Mature is an ex-con trying to go straight, coerced into testifying against Udo, who doesn’t take kindly to “squealers”. In the film’s most infamous scene, Udo ties an old woman to her wheelchair and cackles manically as he pushes her down a flight of stairs. Widmark’s performance was so popular, that in the same way Gordon Gecko became a cult hero figure of the real-life Wall Street, actual gangsters started to model themselves on Tommy Udo. The film was remade in 1997 with Nicolas Cage in the Udo role, in a crude and ill-measured performance that makes Widmark’s leering, lunatic debut seem like a masterclass in restraint.
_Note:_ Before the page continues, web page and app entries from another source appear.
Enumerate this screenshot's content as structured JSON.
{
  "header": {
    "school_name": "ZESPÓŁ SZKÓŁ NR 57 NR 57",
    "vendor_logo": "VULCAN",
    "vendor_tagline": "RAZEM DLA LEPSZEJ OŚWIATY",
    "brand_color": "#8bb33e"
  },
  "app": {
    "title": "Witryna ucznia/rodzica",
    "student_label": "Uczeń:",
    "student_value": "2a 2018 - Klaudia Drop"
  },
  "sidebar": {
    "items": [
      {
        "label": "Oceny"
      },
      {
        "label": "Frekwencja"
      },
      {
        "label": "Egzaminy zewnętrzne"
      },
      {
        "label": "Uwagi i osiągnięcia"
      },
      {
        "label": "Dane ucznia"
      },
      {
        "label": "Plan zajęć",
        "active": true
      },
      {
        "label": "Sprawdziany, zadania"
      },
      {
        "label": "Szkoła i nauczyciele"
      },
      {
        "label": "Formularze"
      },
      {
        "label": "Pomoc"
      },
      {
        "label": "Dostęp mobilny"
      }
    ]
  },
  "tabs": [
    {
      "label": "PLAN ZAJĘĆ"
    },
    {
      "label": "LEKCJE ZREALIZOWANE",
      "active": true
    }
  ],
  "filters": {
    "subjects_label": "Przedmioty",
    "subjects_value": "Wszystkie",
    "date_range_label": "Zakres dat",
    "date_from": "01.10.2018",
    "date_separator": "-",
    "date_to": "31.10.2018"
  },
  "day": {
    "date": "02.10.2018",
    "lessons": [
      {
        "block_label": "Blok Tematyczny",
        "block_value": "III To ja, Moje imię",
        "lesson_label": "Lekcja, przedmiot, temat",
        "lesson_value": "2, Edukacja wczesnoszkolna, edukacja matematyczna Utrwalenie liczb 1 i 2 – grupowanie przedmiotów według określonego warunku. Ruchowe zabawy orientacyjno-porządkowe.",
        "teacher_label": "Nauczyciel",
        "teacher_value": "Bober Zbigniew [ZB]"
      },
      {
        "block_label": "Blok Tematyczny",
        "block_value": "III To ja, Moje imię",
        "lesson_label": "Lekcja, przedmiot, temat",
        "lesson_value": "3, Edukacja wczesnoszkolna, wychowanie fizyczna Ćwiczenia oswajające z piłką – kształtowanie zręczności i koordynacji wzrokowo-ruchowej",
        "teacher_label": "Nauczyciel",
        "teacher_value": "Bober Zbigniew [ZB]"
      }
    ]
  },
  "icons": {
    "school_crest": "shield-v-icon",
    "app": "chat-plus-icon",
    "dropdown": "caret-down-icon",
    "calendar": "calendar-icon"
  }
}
Widmark tackled the part with relish, his lip curling inflection and sneering, theatrical laugh recalling British thespian Tod Slaughter, who happily played a string of wretched baddies in the ’30s and ’40s, including Sweeney Todd in The Demon Barber of Fleet Street. He based his performance on the Joker from the Batman comics (a character itself inspired by German actor Conrad Veidt’s gruesome grin in the 1928 film The Man Who Laughs).
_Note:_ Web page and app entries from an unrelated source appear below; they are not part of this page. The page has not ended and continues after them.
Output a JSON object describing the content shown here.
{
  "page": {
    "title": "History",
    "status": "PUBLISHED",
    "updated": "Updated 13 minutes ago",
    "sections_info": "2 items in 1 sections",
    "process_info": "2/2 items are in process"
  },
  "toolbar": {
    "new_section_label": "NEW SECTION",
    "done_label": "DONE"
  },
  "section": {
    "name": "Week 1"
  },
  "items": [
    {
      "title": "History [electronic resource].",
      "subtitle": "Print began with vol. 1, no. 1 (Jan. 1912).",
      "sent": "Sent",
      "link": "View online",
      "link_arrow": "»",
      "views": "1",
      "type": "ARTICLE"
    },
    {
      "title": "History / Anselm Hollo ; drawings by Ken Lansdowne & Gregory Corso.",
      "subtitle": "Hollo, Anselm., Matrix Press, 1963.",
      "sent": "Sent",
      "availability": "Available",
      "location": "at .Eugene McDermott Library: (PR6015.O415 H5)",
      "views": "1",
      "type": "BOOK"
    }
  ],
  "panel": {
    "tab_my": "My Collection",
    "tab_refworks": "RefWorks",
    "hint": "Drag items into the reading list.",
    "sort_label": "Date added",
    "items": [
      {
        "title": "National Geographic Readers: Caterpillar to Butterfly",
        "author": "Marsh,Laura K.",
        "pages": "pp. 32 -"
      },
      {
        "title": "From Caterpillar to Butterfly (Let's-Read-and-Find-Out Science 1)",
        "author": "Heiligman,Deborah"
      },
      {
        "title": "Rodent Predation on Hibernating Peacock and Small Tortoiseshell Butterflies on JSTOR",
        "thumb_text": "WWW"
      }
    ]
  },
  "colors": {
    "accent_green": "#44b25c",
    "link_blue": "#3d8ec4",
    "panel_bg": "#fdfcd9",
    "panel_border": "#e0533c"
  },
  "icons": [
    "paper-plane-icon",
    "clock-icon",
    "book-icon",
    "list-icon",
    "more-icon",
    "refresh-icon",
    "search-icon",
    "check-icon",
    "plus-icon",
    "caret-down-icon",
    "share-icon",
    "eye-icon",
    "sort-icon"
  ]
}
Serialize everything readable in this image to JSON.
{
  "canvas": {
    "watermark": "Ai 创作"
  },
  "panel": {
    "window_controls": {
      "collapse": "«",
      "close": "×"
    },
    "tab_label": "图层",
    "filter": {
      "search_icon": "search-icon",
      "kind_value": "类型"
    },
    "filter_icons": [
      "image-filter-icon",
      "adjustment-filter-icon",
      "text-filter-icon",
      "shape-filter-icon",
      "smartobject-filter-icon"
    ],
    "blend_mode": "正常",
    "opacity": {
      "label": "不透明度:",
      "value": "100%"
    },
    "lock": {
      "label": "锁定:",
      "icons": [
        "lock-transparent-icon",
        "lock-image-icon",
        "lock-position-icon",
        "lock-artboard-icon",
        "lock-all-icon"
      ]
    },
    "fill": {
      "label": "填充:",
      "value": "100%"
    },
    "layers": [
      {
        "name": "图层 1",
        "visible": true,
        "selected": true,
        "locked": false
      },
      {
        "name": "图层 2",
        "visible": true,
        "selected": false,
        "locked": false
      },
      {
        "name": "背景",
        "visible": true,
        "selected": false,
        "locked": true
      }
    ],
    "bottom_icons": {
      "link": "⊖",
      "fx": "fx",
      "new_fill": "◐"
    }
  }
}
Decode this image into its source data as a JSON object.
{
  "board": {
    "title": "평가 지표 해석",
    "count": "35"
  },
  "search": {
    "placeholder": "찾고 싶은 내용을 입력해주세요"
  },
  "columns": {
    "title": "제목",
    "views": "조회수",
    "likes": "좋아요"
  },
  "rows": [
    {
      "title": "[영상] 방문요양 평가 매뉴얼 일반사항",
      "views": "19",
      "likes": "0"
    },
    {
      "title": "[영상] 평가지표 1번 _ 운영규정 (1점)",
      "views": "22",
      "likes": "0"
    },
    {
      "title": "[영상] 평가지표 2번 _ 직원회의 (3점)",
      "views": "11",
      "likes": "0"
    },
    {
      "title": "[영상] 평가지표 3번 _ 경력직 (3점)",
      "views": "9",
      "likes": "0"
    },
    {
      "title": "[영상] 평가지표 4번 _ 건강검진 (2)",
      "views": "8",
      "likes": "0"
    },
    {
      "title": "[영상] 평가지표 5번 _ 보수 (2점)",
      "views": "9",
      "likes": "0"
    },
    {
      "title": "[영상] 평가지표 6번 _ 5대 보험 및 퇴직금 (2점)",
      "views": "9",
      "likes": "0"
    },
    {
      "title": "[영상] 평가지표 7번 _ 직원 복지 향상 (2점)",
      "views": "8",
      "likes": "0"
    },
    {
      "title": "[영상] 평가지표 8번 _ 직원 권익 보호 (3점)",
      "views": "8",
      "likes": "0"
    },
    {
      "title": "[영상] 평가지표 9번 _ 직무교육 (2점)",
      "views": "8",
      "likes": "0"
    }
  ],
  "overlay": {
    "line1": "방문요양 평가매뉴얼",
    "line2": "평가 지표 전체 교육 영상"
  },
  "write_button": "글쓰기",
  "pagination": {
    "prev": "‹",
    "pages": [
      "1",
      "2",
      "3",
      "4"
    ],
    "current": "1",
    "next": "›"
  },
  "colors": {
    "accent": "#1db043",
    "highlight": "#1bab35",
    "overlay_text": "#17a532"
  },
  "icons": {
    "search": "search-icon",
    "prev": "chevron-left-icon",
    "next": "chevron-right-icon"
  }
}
Things came full circle in 2008, when Heath Ledger appeared to channel Widmark’s gleeful, cackling villain into his Oscar-winning turn in The Dark Knight. Both Ledger’s sadistic Joker and Udo relish extracting as much pain from their victims as possible, and crow about the fact repeatedly. Consider this line from The Dark Knight: “Do you want to know why I use a knife? Guns are too quick. You can’t savour all the… little emotions.” Now Udo in Kiss of Death: “You know what I do to squealers? I let ’em have it right I the belly. So they can roll around for a long time thinkin’ it over.”

Widmark was nominated for an Oscar, and won the Golden Globe for most promising newcomer in 1948. He followed up Kiss of Death with The Street With No Name, playing an equally unpleasant character, mob boss Alec Stiles, and in 1950 he added two more bad guys to his CV: in 1950’s No Way Out, he plays pathological racist Ray Biddle opposite Sidney Poitier as an idealistic doctor; and in Jules Dassin’s superb Night and the City, released the same year, Widmark excelled as American con man Harry Fabian, who you can’t help but root for in spite of his compulsive larceny.
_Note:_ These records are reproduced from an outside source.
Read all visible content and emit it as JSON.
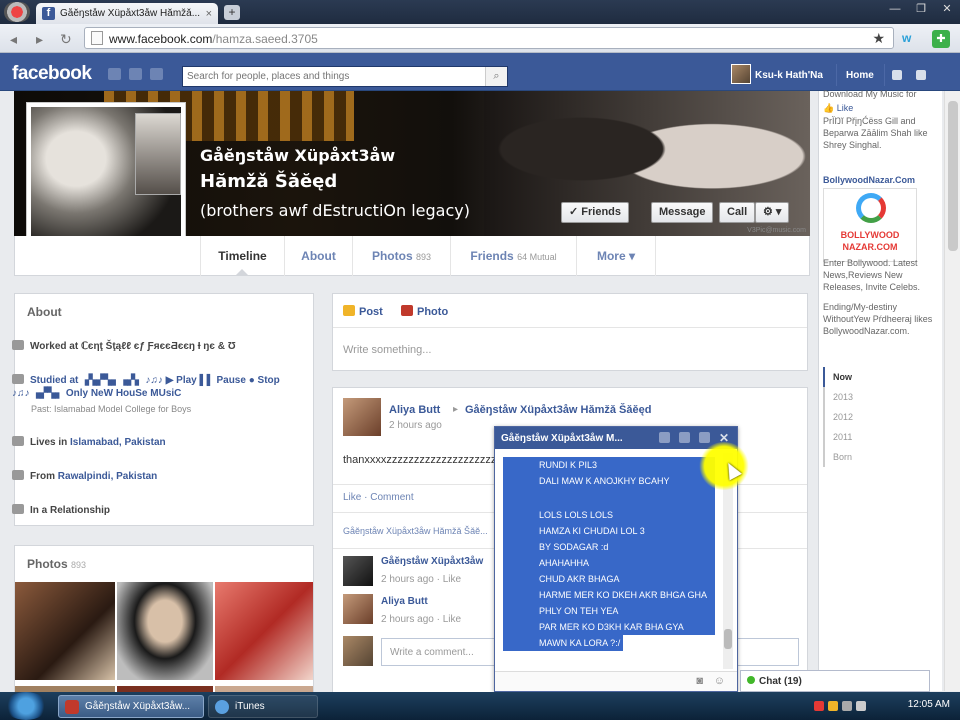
{
  "browser": {
    "tab_title": "Gåĕŋståw Xüpåxt3åw Hămžǎ...",
    "tab_close": "×",
    "new_tab": "+",
    "url_host": "www.facebook.com",
    "url_path": "/hamza.saeed.3705",
    "nav_back": "◂",
    "nav_forward": "▸",
    "nav_reload": "↻",
    "star": "★",
    "window_controls": [
      "—",
      "❐",
      "✕"
    ]
  },
  "fbbar": {
    "logo": "facebook",
    "search_placeholder": "Search for people, places and things",
    "search_icon": "⌕",
    "user_name": "Ksu-k Hath'Na",
    "home": "Home"
  },
  "profile": {
    "name_line1": "Gåĕŋståw Xüpåxt3åw",
    "name_line2": "Hămžǎ Šǎĕęd",
    "tagline": "(brothers awf dEstructiOn legacy)",
    "buttons": {
      "friends": "✓ Friends",
      "message": "Message",
      "call": "Call",
      "gear": "⚙ ▾"
    },
    "cover_credit": "V3Pic@music.com",
    "tabs": [
      {
        "label": "Timeline",
        "count": ""
      },
      {
        "label": "About",
        "count": ""
      },
      {
        "label": "Photos",
        "count": "893"
      },
      {
        "label": "Friends",
        "count": "64 Mutual"
      },
      {
        "label": "More ▾",
        "count": ""
      }
    ]
  },
  "about": {
    "title": "About",
    "worked": "Worked at ℂєηţ Šţąℓℓ єƒ ƑяєєƋєєŋ Ɨ ŋє & Ʊ",
    "studied": "Studied at ▗▚▞▚▖▗▞▖ ♪♫♪ ▶ Play ▌▌ Pause ● Stop ♪♫♪ ▗▞▚▖ Only NeW HouSe MUsiC",
    "studied_sub": "Past: Islamabad Model College for Boys",
    "lives_prefix": "Lives in ",
    "lives": "Islamabad, Pakistan",
    "from_prefix": "From ",
    "from": "Rawalpindi, Pakistan",
    "relationship": "In a Relationship"
  },
  "photos_box": {
    "title": "Photos",
    "count": "893"
  },
  "composer": {
    "tab_post": "Post",
    "tab_photo": "Photo",
    "placeholder": "Write something..."
  },
  "story": {
    "author": "Aliya Butt",
    "arrow": "▸",
    "target": "Gåĕŋståw Xüpåxt3åw Hămžǎ Šǎĕęd",
    "time": "2 hours ago",
    "text": "thanxxxxzzzzzzzzzzzzzzzzzzzzz",
    "like": "Like",
    "comment": "Comment",
    "commenters_line": "Gåĕŋståw Xüpåxt3åw Hămžǎ Šǎĕ...",
    "comments": [
      {
        "name": "Gåĕŋståw Xüpåxt3åw",
        "time": "2 hours ago · Like"
      },
      {
        "name": "Aliya Butt",
        "time": "2 hours ago · Like"
      }
    ],
    "comment_placeholder": "Write a comment..."
  },
  "chat": {
    "title": "Gåĕŋståw Xüpåxt3åw M...",
    "close": "✕",
    "lines": [
      "RUNDI K PIL3",
      "DALI MAW K ANOJKHY   BCAHY",
      "",
      "LOLS LOLS LOLS",
      "HAMZA KI CHUDAI  LOL 3",
      "BY SODAGAR :d",
      "AHAHAHHA",
      "CHUD AKR BHAGA",
      "HARME MER KO  DKEH AKR BHGA GHA",
      "PHLY ON TEH YEA",
      "PAR MER KO D3KH KAR BHA GYA",
      "MAWN KA LORA ?:/"
    ]
  },
  "chat_sidebar": {
    "label": "Chat (19)"
  },
  "rightcol": {
    "ad1_text": "Download My Music for",
    "ad1_like": "Like",
    "ad1_likers": "PrÏŊĭ PřįŋĆëss Gill and Beparwa Zāālim Shah like Shrey Singhal.",
    "ad2_title": "BollywoodNazar.Com",
    "ad2_img_label": "BOLLYWOOD NAZAR.COM",
    "ad2_desc": "Enter Bollywood. Latest News,Reviews New Releases, Invite Celebs.",
    "ad2_likers": "Ending/My-destiny WithoutYew Pŕdheeraj likes BollywoodNazar.com.",
    "years": [
      "Now",
      "2013",
      "2012",
      "2011",
      "Born"
    ]
  },
  "taskbar": {
    "task1": "Gåĕŋståw Xüpåxt3åw...",
    "task2": "iTunes",
    "clock": "12:05 AM"
  }
}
These were brave choices for a new star being groomed for Hollywood leading man stardom – characters who, to quote the mould-breaking Udo, “wouldn’t give you the skin off a grape”. As Udo, Widmark appeared to be saying ‘why not have some fun with this part?’ Or, in the words of the Joker, ‘why so serious?’

Kiss of Death is released on DVD/Blu-ray on 25 July courtesy of Signal One Entertainment.

Published 18 Jul 2016

Tags: Film Noir Heath Ledger Henry Hathaway Richard Widmark

Suggested For You

The irresistible madness of Orson Welles’ Don Quixote

By Tom Graham

Read the remarkable story of the director’s ill-fated passion project, 400 years on from the death of Miguel de Cervantes.

Why The Dark Knight is the greatest blockbuster of the 21st century

By Anton Bitel

In Christopher Nolan’s urban epic, Batman takes on The Joker… or should that be, George W Bush takes on Osama Bin Laden?

How London became Alfred Hitchcock’s greatest character

By Ivan Radford

The director’s deep affection for his home city can be felt throughout his revered body of work.

Little White Lies Logo

About Little White Lies

Little White Lies was established in 2005 as a bi-monthly print magazine committed to championing great movies and the talented people who make them. Combining cutting-edge design, illustration and journalism, we’ve been described as being “at the vanguard of the independent publishing movement.” Our reviews feature a unique tripartite ranking system that captures the different aspects of the movie-going experience. We believe in Truth & Movies.